**Entries from a dataset of interfaces:**
···

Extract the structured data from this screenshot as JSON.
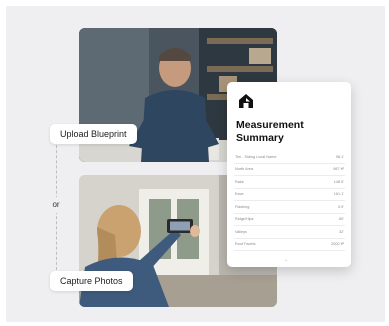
{
  "steps": {
    "upload_label": "Upload Blueprint",
    "or_label": "or",
    "capture_label": "Capture Photos"
  },
  "card": {
    "title": "Measurement Summary",
    "logo_icon": "house-logo-icon",
    "rows": [
      {
        "label": "Tim - Siding Local Name",
        "value": "98.1'"
      },
      {
        "label": "North Area",
        "value": "987 ft²"
      },
      {
        "label": "Rake",
        "value": "148.5'"
      },
      {
        "label": "Eave",
        "value": "161.1'"
      },
      {
        "label": "Flashing",
        "value": "0.9'"
      },
      {
        "label": "Ridge/Hips",
        "value": "60'"
      },
      {
        "label": "Valleys",
        "value": "32'"
      },
      {
        "label": "Roof Facets",
        "value": "2000 ft²"
      }
    ],
    "more_icon": "chevron-down-icon"
  },
  "colors": {
    "background": "#efeff1",
    "card": "#ffffff",
    "text": "#111111"
  }
}
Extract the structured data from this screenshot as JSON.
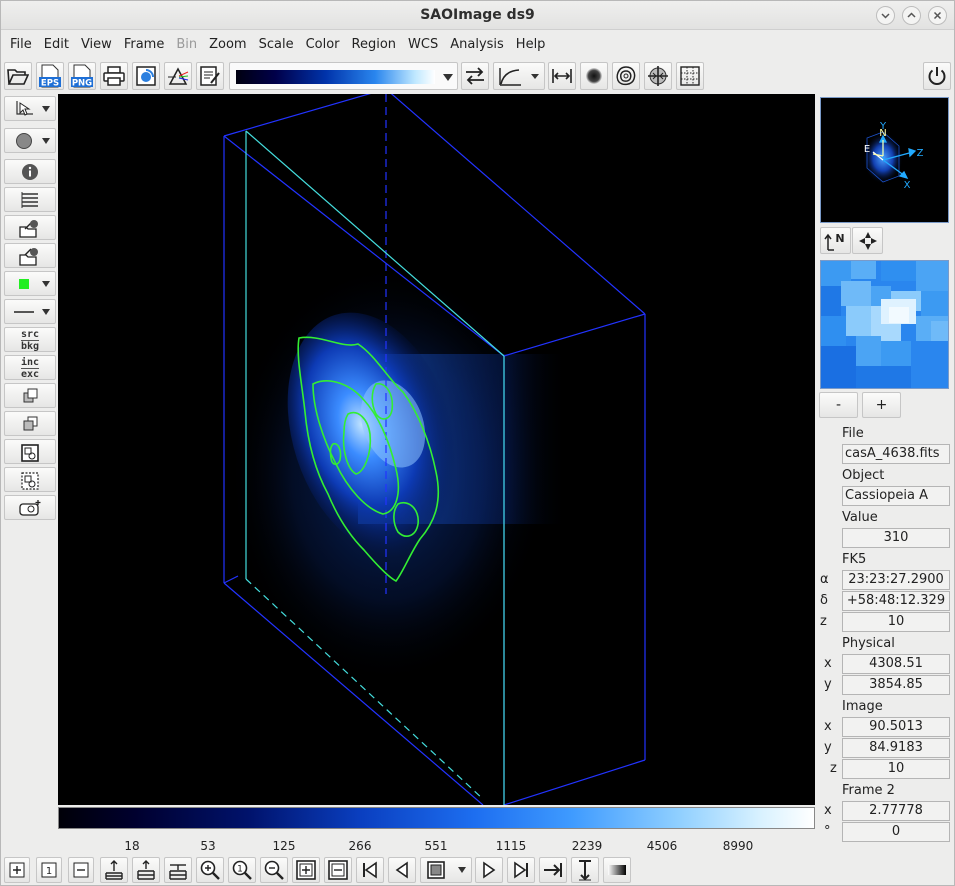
{
  "window": {
    "title": "SAOImage ds9"
  },
  "menu": [
    "File",
    "Edit",
    "View",
    "Frame",
    "Bin",
    "Zoom",
    "Scale",
    "Color",
    "Region",
    "WCS",
    "Analysis",
    "Help"
  ],
  "menu_disabled": [
    "Bin"
  ],
  "toolbar": {
    "eps_label": "EPS",
    "png_label": "PNG"
  },
  "left_toolbar": {
    "src": "src",
    "bkg": "bkg",
    "inc": "inc",
    "exc": "exc"
  },
  "panner": {
    "compass_n": "N",
    "compass_e": "E",
    "axis_x": "X",
    "axis_y": "Y",
    "axis_z": "Z"
  },
  "colorbar": {
    "ticks": [
      "18",
      "53",
      "125",
      "266",
      "551",
      "1115",
      "2239",
      "4506",
      "8990"
    ]
  },
  "zoom_buttons": {
    "minus": "-",
    "plus": "+"
  },
  "info": {
    "file_label": "File",
    "file_value": "casA_4638.fits",
    "object_label": "Object",
    "object_value": "Cassiopeia A",
    "value_label": "Value",
    "value_value": "310",
    "fk5_label": "FK5",
    "alpha_sym": "α",
    "alpha_value": "23:23:27.2900",
    "delta_sym": "δ",
    "delta_value": "+58:48:12.329",
    "z_sym": "z",
    "fk5_z_value": "10",
    "physical_label": "Physical",
    "x_sym": "x",
    "physical_x": "4308.51",
    "y_sym": "y",
    "physical_y": "3854.85",
    "image_label": "Image",
    "image_x": "90.5013",
    "image_y": "84.9183",
    "image_z": "10",
    "frame_label": "Frame 2",
    "frame_x": "2.77778",
    "deg_sym": "°",
    "frame_angle": "0"
  },
  "colors": {
    "contour": "#33ee33",
    "cube_box": "#2233ff",
    "cube_slice": "#44dddd",
    "panner_axes": "#22aaff"
  }
}
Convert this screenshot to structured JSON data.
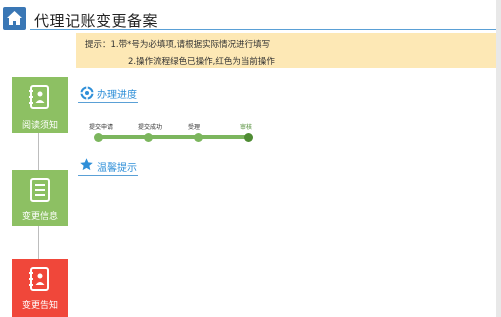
{
  "header": {
    "title": "代理记账变更备案",
    "home_icon": "home-icon"
  },
  "tip": {
    "line1": "提示：1.带*号为必填项,请根据实际情况进行填写",
    "line2": "2.操作流程绿色已操作,红色为当前操作"
  },
  "sidebar": {
    "steps": [
      {
        "label": "阅读须知",
        "icon": "notebook-icon",
        "color": "#8dc063",
        "status": "done"
      },
      {
        "label": "变更信息",
        "icon": "document-icon",
        "color": "#8dc063",
        "status": "done"
      },
      {
        "label": "变更告知",
        "icon": "notebook-icon",
        "color": "#f0473a",
        "status": "current"
      }
    ]
  },
  "progress": {
    "title": "办理进度",
    "nodes": [
      {
        "label": "提交申请",
        "status": "done"
      },
      {
        "label": "提交成功",
        "status": "done"
      },
      {
        "label": "受理",
        "status": "done"
      },
      {
        "label": "审核",
        "status": "current"
      }
    ]
  },
  "notice": {
    "title": "温馨提示"
  },
  "colors": {
    "accent_blue": "#2f8fd8",
    "green": "#8dc063",
    "red": "#f0473a",
    "tip_bg": "#fde8b5"
  }
}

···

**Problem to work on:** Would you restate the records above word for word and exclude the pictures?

**Task result:**
Extract the structured data from this screenshot as JSON.
{
  "steps": {
    "upload_label": "Upload Blueprint",
    "or_label": "or",
    "capture_label": "Capture Photos"
  },
  "card": {
    "title": "Measurement Summary",
    "logo_icon": "house-logo-icon",
    "rows": [
      {
        "label": "Tim - Siding Local Name",
        "value": "98.1'"
      },
      {
        "label": "North Area",
        "value": "987 ft²"
      },
      {
        "label": "Rake",
        "value": "148.5'"
      },
      {
        "label": "Eave",
        "value": "161.1'"
      },
      {
        "label": "Flashing",
        "value": "0.9'"
      },
      {
        "label": "Ridge/Hips",
        "value": "60'"
      },
      {
        "label": "Valleys",
        "value": "32'"
      },
      {
        "label": "Roof Facets",
        "value": "2000 ft²"
      }
    ],
    "more_icon": "chevron-down-icon"
  },
  "colors": {
    "background": "#efeff1",
    "card": "#ffffff",
    "text": "#111111"
  }
}
Extract the structured data from this screenshot as JSON.
{
  "window": {
    "title": "SAOImage ds9"
  },
  "menu": [
    "File",
    "Edit",
    "View",
    "Frame",
    "Bin",
    "Zoom",
    "Scale",
    "Color",
    "Region",
    "WCS",
    "Analysis",
    "Help"
  ],
  "menu_disabled": [
    "Bin"
  ],
  "toolbar": {
    "eps_label": "EPS",
    "png_label": "PNG"
  },
  "left_toolbar": {
    "src": "src",
    "bkg": "bkg",
    "inc": "inc",
    "exc": "exc"
  },
  "panner": {
    "compass_n": "N",
    "compass_e": "E",
    "axis_x": "X",
    "axis_y": "Y",
    "axis_z": "Z"
  },
  "colorbar": {
    "ticks": [
      "18",
      "53",
      "125",
      "266",
      "551",
      "1115",
      "2239",
      "4506",
      "8990"
    ]
  },
  "zoom_buttons": {
    "minus": "-",
    "plus": "+"
  },
  "info": {
    "file_label": "File",
    "file_value": "casA_4638.fits",
    "object_label": "Object",
    "object_value": "Cassiopeia A",
    "value_label": "Value",
    "value_value": "310",
    "fk5_label": "FK5",
    "alpha_sym": "α",
    "alpha_value": "23:23:27.2900",
    "delta_sym": "δ",
    "delta_value": "+58:48:12.329",
    "z_sym": "z",
    "fk5_z_value": "10",
    "physical_label": "Physical",
    "x_sym": "x",
    "physical_x": "4308.51",
    "y_sym": "y",
    "physical_y": "3854.85",
    "image_label": "Image",
    "image_x": "90.5013",
    "image_y": "84.9183",
    "image_z": "10",
    "frame_label": "Frame 2",
    "frame_x": "2.77778",
    "deg_sym": "°",
    "frame_angle": "0"
  },
  "colors": {
    "contour": "#33ee33",
    "cube_box": "#2233ff",
    "cube_slice": "#44dddd",
    "panner_axes": "#22aaff"
  }
}
Convert this screenshot to structured JSON data.
{
  "header": {
    "title": "代理记账变更备案",
    "home_icon": "home-icon"
  },
  "tip": {
    "line1": "提示：1.带*号为必填项,请根据实际情况进行填写",
    "line2": "2.操作流程绿色已操作,红色为当前操作"
  },
  "sidebar": {
    "steps": [
      {
        "label": "阅读须知",
        "icon": "notebook-icon",
        "color": "#8dc063",
        "status": "done"
      },
      {
        "label": "变更信息",
        "icon": "document-icon",
        "color": "#8dc063",
        "status": "done"
      },
      {
        "label": "变更告知",
        "icon": "notebook-icon",
        "color": "#f0473a",
        "status": "current"
      }
    ]
  },
  "progress": {
    "title": "办理进度",
    "nodes": [
      {
        "label": "提交申请",
        "status": "done"
      },
      {
        "label": "提交成功",
        "status": "done"
      },
      {
        "label": "受理",
        "status": "done"
      },
      {
        "label": "审核",
        "status": "current"
      }
    ]
  },
  "notice": {
    "title": "温馨提示"
  },
  "colors": {
    "accent_blue": "#2f8fd8",
    "green": "#8dc063",
    "red": "#f0473a",
    "tip_bg": "#fde8b5"
  }
}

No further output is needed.